Comparing Mood and Atmosphere of The Pity of Love, Broken Dreams, and T
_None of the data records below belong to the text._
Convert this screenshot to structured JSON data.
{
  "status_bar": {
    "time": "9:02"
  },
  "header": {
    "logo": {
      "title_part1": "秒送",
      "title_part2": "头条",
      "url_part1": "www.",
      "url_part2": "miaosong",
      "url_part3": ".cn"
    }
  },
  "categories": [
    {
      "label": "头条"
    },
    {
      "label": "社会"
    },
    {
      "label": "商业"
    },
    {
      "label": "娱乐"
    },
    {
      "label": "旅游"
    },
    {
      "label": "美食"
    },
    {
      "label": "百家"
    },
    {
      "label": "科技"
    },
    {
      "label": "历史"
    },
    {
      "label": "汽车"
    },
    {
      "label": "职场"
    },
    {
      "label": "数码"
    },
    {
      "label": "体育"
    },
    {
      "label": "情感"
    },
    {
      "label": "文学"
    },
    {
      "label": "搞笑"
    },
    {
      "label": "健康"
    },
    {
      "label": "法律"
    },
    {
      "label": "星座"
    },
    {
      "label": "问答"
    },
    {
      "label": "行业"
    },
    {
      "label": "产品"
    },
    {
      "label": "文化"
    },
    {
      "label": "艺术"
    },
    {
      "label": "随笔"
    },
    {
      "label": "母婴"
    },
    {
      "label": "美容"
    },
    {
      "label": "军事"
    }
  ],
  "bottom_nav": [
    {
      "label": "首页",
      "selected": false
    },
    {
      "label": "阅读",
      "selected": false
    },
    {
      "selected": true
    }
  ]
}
Mood and Atmosphere of The Pity of Love, Broken Dreams, and The Fisherman   The Pity of Love is a short, relatively simple poem, yet it still manages to create a feeling of anxiousness, of desperate worry. Yeats achieves this in only eight cable television services of average length by extremely careful and precise use of language and structure. The poem begins with the line A pity beyond all telling, immediately setting the general tone and basic point of the piece, elevating his despair to its highest levels and plunging the poem into the depths of depression and misery before it has barely begun, Yeats is already admitting defeat, after a fashion, claiming that this pity is so terrible he is unable to properly describe it.   The folk who are purchase and selling, The clouds on their journey above, The cold wet winds ever blowing, And the shadowy hazel grove Where mouse-grey waters are flowing,   These pastoral images are all part of an quotidian rural life, someth ing for which Yeats always strived. However, unlike his usual praising of these elements of life, this time he presents them in a distinctly downbeat way, emphasising the negative aspects, and becoming darker and darker in tone with every successive example - the wind is cold and wet the clouds are assumed to be storm clouds from the juxtaposition of the verbal description of the wind straight after the description of the clouds the hazel grove is shadowy and the water is mouse-grey. These are all very washed-out, colourless, cold adjectives that refect the depressed nature of the narrator. The image of somewhat frantic movement conveyed by the use of the words buying and selling, journey above, ever blowing and ?owing represent the inner ... ...anza helps to contribute to the unplanned feeling, and the constantly shifting reduce gives an almost stream-of-consciousness feel to the proceedings. As indicated by the title, this is a sombre poem, due to its subject matter, but it is n ot a bitter poem in fact, in places, it is very romantic, particularly the third stanza   The certainty that I shall see that lady Leaning or standing or walking In the first equity of womanhood, And with the fervour of my youthful eyes, Has set me muttering like a fool.   It is as if Yeats has finally accepted Gonnes rejection and is no longer tormented by it. He is a good deal more at peace writing Broken Dreams than with his other Maud Gonne poems. Whilst he still finds his life understandably sad, he no longer expects her to change her sagacity and, accordingly, he does not write a depressingly bitter poem.